What do you with a BA in English? What is my life going to be? Four years of college and plenty of knowledge, have earned me this useless degree…
The above lyric came from the satirical and very funny musical Avenue Q, where a Sesame Street inspired puppet anguishes over having a BA. The Bachelor of Arts is often been derided and accused of being a McDegree (“would you like fries with that?”). It is typically seen as a qualification that students choose when they cannot think of anything else to do, or when they cannot gain entry into law school.
University snobs snigger at subjects such as sociology, ethnomusicology, philosophy and German literature… they ask “can you actually get a job in those areas?”
I ask those people to stop being so literal. Of course we are not going to end up with hundreds and hundreds of anthropologists. To think that is totally unrealistic and unwarranted of the job market.
A BA is much broader in scope and appeal and offers so much than a single major or subject title. It warmed my heart to read a recent article in the NZ Herald where Massey University launched a campaign featuring high-profile New Zealanders dispelling myths about the utility of the BA. Professor Shaw said one of the worst effects of the negative attitudes towards the degree, was that students then felt it was less worthy.
I am a proud holder of a BA where I majored in Psychology and minored in Sociology. I also studied business/commerce, but to be honest, this was to satisfy my need to undertake a ‘safe’ course of study that had traditional career outlook.

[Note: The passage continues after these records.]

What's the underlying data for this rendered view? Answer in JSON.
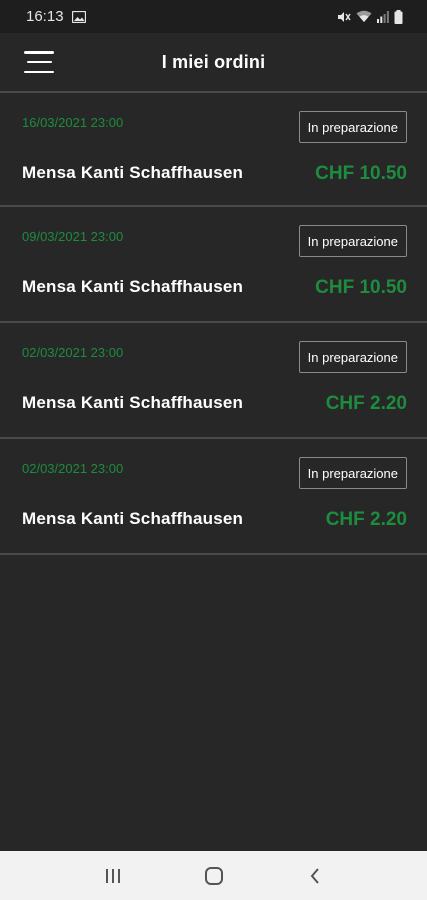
{
  "status_bar": {
    "time": "16:13",
    "icons": [
      "gallery-icon",
      "mute-icon",
      "wifi-icon",
      "signal-icon",
      "battery-icon"
    ]
  },
  "header": {
    "title": "I miei ordini",
    "menu_icon": "menu-icon"
  },
  "colors": {
    "background": "#272727",
    "accent_green": "#1e8c3e",
    "divider": "#4a4a4a",
    "nav_bar": "#f2f2f2"
  },
  "orders": [
    {
      "date": "16/03/2021 23:00",
      "status": "In preparazione",
      "name": "Mensa Kanti Schaffhausen",
      "price": "CHF 10.50"
    },
    {
      "date": "09/03/2021 23:00",
      "status": "In preparazione",
      "name": "Mensa Kanti Schaffhausen",
      "price": "CHF 10.50"
    },
    {
      "date": "02/03/2021 23:00",
      "status": "In preparazione",
      "name": "Mensa Kanti Schaffhausen",
      "price": "CHF 2.20"
    },
    {
      "date": "02/03/2021 23:00",
      "status": "In preparazione",
      "name": "Mensa Kanti Schaffhausen",
      "price": "CHF 2.20"
    }
  ],
  "nav_bar": {
    "buttons": [
      "recents-icon",
      "home-icon",
      "back-icon"
    ]
  }
}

A BA allows you to develop strong critical thinking skills, and I found this out during the course of my studies. I was challenged to not accept things at face value and to consider both sides of a coin.

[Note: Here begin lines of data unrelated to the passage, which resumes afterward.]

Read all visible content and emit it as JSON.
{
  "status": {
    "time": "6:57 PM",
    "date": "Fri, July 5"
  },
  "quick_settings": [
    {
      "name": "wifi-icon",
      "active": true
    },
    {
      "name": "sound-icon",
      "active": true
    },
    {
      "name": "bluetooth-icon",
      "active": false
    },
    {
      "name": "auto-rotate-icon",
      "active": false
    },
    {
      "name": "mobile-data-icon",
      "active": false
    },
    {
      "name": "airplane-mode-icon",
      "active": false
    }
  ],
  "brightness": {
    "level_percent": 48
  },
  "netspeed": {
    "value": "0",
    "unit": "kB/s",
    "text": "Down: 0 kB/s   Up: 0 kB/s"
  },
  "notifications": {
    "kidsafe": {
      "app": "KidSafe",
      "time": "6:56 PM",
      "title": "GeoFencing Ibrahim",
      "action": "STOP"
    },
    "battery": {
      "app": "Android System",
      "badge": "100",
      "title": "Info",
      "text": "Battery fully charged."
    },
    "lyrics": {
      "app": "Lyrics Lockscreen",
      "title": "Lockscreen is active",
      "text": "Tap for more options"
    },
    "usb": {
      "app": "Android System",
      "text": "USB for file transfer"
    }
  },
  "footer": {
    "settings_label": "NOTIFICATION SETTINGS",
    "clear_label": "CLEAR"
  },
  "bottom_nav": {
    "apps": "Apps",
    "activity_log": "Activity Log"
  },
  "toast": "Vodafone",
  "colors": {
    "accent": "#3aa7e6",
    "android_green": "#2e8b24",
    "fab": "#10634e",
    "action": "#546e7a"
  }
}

I fondly remember undertaking papers such as Film Studies, Children’s Literature, Sociology of Families and Social Psychology. They may appear to have airy-fairy titles but all of them taught me to look at the all the different reasons as to why things happen and occur. For example, the Sociology of Gender paper gave me a strong understanding of how gender differences are exacerbated in current society. The female who gazes longingly at the strong male figure (think of a Calvin Klein advert) is less powerful than the glamour she portrays, but this image is constantly fed to us in the media.
Psychology was an extremely challenging subject and not as easy as people think. Even though it is deemed a humanities subject, I mean how can you quantify concepts such as ‘love’, it has a strong scientific rigour to it. Sociology also required me to write countless essays which definitely strengthened my writing skills.
Ironically, the business studies I undertook feels lightweight compared to the lifelong skills gained from my BA. In my work as a career practitioner and team leader I often have to reflect on decisions and trends, many of which need a consideration of what is happening in society. I often chuckle when I find myself referring to theories and stories gained from my studies.
To those of you who have wondered about the point of a BA, do know that it is indeed useful. It broadens the range of pathways you can consider, and it all it requires you is to be openminded about different jobs.